Who was the suffering servant of Isaiah 52:13-53:12? I have written a few times about the controversial doctrine of penal substitutionary atonement (see below). A friend got in touch this week asking whether I thought the word “chastisement” in Isaiah 53:5 should be read “through a filter of penal substitution”—she had discovered (via the Septuagint... (14th Apr. 2015 | 1 comment)
Does Jesus have anything to say about homosexuality? Simple answer, no. Scot McKnight has recently proposed three (or four) teachings in the Synoptic Gospels where Jesus may have had homosexual behaviour in mind. The discussions I’ve been involved in over the last few weeks have focused primarily on the prohibitive texts in Leviticus and Paul. It’s been assumed that... (8th Apr. 2015 | 9 comments)

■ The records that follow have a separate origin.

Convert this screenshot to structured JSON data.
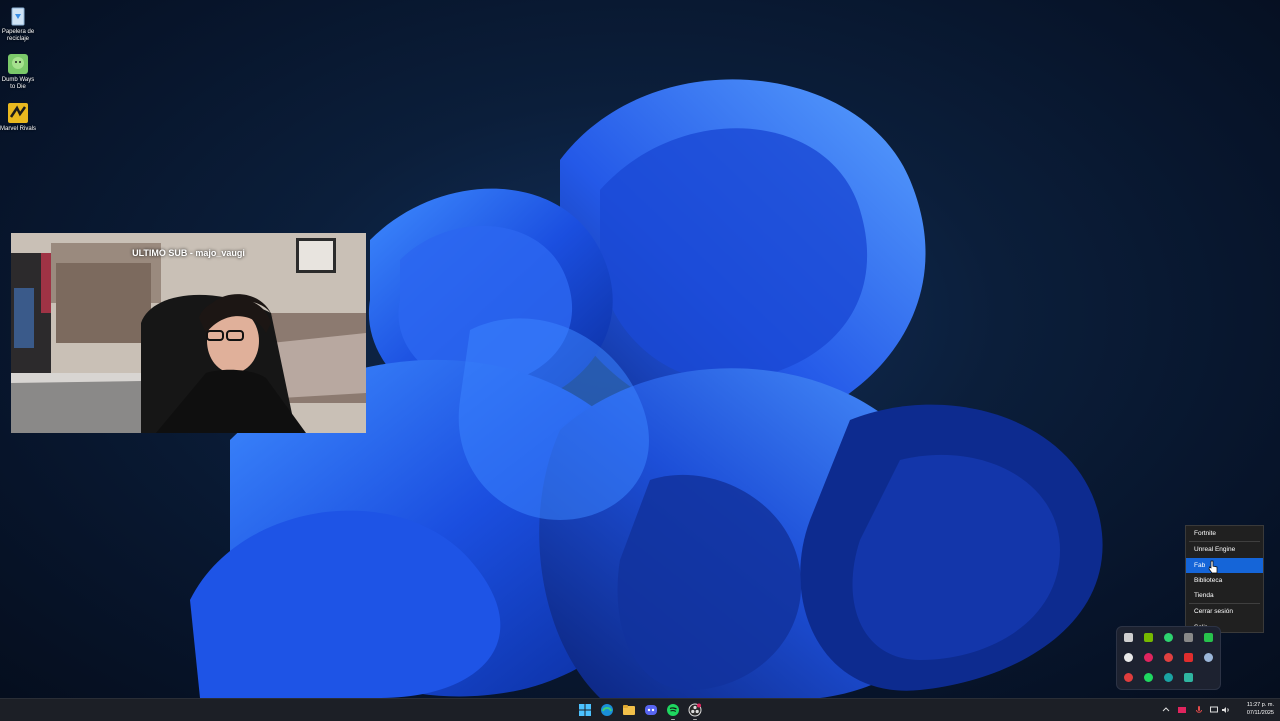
{
  "desktop": {
    "icons": [
      {
        "label": "Papelera de reciclaje",
        "icon": "recycle-bin-icon"
      },
      {
        "label": "Dumb Ways to Die",
        "icon": "game-icon"
      },
      {
        "label": "Marvel Rivals",
        "icon": "game-icon"
      }
    ]
  },
  "webcam": {
    "overlay_text": "ULTIMO SUB - majo_vaugi"
  },
  "context_menu": {
    "items": [
      {
        "label": "Fortnite"
      },
      {
        "label": "Unreal Engine"
      },
      {
        "label": "Fab"
      },
      {
        "label": "Biblioteca"
      },
      {
        "label": "Tienda"
      },
      {
        "label": "Cerrar sesión"
      },
      {
        "label": "Salir"
      }
    ],
    "selected": "Fab"
  },
  "tray_flyout": {
    "icons": [
      "tray-app-1",
      "nvidia-icon",
      "epic-games-icon",
      "tray-app-4",
      "tray-app-5",
      "tray-app-6",
      "tray-app-7",
      "tray-app-8",
      "tray-app-9",
      "steam-icon",
      "tray-app-11",
      "spotify-icon",
      "edge-icon",
      "tray-app-14"
    ]
  },
  "taskbar": {
    "apps": [
      "windows-start-icon",
      "edge-icon",
      "file-explorer-icon",
      "discord-icon",
      "spotify-icon",
      "obs-icon"
    ],
    "clock": {
      "time": "11:27 p. m.",
      "date": "07/11/2025"
    }
  },
  "colors": {
    "accent": "#1565d8",
    "menu_bg": "#202020",
    "taskbar_bg": "#1c1f26"
  }
}
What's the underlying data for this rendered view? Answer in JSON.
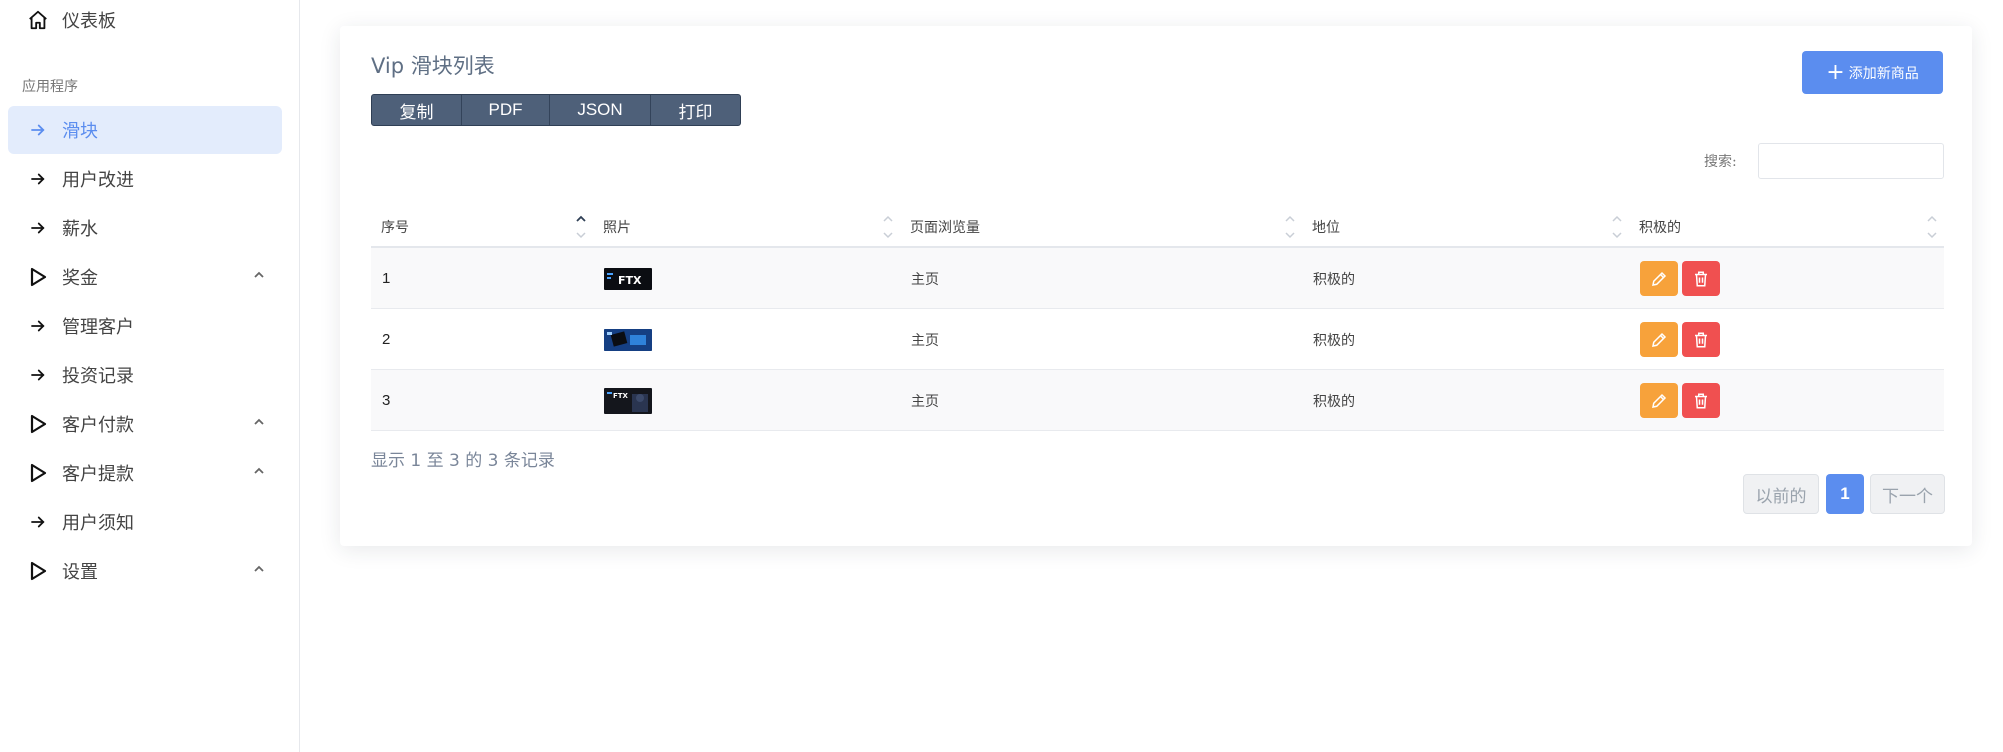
{
  "sidebar": {
    "dashboard": "仪表板",
    "section": "应用程序",
    "items": [
      {
        "label": "滑块",
        "icon": "arrow-right-icon"
      },
      {
        "label": "用户改进",
        "icon": "arrow-right-icon"
      },
      {
        "label": "薪水",
        "icon": "arrow-right-icon"
      },
      {
        "label": "奖金",
        "icon": "play-icon"
      },
      {
        "label": "管理客户",
        "icon": "arrow-right-icon"
      },
      {
        "label": "投资记录",
        "icon": "arrow-right-icon"
      },
      {
        "label": "客户付款",
        "icon": "play-icon"
      },
      {
        "label": "客户提款",
        "icon": "play-icon"
      },
      {
        "label": "用户须知",
        "icon": "arrow-right-icon"
      },
      {
        "label": "设置",
        "icon": "play-icon"
      }
    ]
  },
  "card": {
    "title": "Vip 滑块列表",
    "export_buttons": [
      "复制",
      "PDF",
      "JSON",
      "打印"
    ],
    "add_button": "添加新商品",
    "search_label": "搜索:",
    "search_value": ""
  },
  "table": {
    "headers": [
      "序号",
      "照片",
      "页面浏览量",
      "地位",
      "积极的"
    ],
    "rows": [
      {
        "id": "1",
        "page": "主页",
        "status": "积极的"
      },
      {
        "id": "2",
        "page": "主页",
        "status": "积极的"
      },
      {
        "id": "3",
        "page": "主页",
        "status": "积极的"
      }
    ]
  },
  "footer": {
    "info": "显示 1 至 3 的 3 条记录",
    "prev": "以前的",
    "current_page": "1",
    "next": "下一个"
  },
  "colors": {
    "accent": "#5b8def",
    "edit": "#f7a23b",
    "delete": "#f05050",
    "button_group": "#4e6079"
  }
}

The resurrection of the Son of God (and the rationalisation of God the Son) It was put to me in a comment on FaceBook this week that from time to time I “point out the weaknesses of the Trinity”. That’s true, but the statement needs careful qualification. I point out the weaknesses of the theological formulation of Trinitarian belief for hermeneutical reasons—I think that... (3rd Apr. 2015 | 8 comments)
Judgment, kingdom, and sexual immorality The previous post (“Resurrection, judgment, and sexual immorality”) was an attempt to locate Paul’s condemnation of sexual immorality in general and homosexuality in particular in Romans 1:24-27 in the eschatological narrative that I think controls his thought in the letter. Here I will try to do... (2nd Apr. 2015 | 8 comments)
Resurrection, judgment, and sexual immorality This week began with a class on Acts in Nottingham and ends with a three day theological forum in Glasgow on healthy sexuality and the LGBT debate. Here I attempt to track the route between the two topics—to show how Acts sets the eschatological frame for Paul’s condemnation of sexual immorality... (27th Mar. 2015 | 8 comments)
The argument of Galatians: justification by faith in a new future As much as any other of Paul’s letters, Galatians is written with an eschatological narrative frame firmly in place. It’s not immediately obvious—it’s been squeezed to the periphery by the argument about faith and the Jewish Law which dominates the letter. But that does not mean that eschatology... (19th Mar. 2015 | 3 comments)
The skeletal narrative of the Synoptic Gospels Some more sketchy notes on the Synoptic narrative for my teaching at St Johns Nottingham before moving on—rather hesitantly—to John’s Gospel. The story told about Jesus and the coming kingdom of God in the Synoptic Gospels does not stand on its own; it is not a self-contained narrative. It is an... (12th Mar. 2015 | 4 comments)
Subscribe to Postost: Andrew Perriman